Problem to solve –
Where a line of the material includes the string "icon", copy that line.

Information –
-- Opening Marker --

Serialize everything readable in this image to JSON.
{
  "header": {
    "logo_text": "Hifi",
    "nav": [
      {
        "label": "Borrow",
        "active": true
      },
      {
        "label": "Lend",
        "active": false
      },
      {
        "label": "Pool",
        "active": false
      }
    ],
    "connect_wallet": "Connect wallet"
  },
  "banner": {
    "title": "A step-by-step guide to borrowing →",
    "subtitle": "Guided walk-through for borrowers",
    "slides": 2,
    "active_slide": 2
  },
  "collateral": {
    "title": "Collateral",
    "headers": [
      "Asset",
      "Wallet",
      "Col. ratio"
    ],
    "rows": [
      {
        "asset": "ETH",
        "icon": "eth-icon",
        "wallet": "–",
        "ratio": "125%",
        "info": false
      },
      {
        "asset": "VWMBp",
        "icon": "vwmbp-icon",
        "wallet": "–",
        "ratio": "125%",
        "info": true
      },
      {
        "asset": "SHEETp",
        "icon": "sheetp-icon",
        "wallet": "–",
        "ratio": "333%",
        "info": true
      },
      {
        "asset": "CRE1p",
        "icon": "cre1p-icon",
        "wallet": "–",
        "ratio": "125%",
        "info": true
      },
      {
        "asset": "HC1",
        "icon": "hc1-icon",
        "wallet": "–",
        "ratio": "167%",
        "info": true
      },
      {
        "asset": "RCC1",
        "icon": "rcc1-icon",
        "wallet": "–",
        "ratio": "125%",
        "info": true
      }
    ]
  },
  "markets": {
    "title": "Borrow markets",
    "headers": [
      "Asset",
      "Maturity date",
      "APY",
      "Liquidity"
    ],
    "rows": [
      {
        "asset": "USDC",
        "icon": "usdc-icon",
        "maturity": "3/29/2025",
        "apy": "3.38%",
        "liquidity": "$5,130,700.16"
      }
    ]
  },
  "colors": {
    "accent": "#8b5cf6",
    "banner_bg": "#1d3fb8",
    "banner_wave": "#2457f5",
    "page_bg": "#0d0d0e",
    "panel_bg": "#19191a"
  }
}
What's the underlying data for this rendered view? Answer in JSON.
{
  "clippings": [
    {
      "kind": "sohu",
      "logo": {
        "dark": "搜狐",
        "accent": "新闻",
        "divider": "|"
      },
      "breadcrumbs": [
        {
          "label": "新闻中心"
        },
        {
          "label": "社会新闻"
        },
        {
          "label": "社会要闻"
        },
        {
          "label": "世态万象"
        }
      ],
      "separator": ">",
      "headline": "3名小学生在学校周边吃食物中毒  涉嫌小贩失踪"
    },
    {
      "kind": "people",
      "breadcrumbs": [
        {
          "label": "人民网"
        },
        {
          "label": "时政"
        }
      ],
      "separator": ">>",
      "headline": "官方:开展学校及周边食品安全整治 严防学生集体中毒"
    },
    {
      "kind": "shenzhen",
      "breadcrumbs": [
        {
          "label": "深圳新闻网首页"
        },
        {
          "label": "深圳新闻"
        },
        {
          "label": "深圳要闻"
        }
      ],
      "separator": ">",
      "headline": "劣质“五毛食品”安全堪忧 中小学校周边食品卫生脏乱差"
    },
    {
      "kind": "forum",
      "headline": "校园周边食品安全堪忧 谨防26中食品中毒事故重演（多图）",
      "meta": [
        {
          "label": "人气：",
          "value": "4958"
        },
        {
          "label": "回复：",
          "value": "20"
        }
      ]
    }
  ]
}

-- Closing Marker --

Solution to this exercise –
        "icon": "eth-icon",
        "icon": "vwmbp-icon",
        "icon": "sheetp-icon",
        "icon": "cre1p-icon",
        "icon": "hc1-icon",
        "icon": "rcc1-icon",
        "icon": "usdc-icon",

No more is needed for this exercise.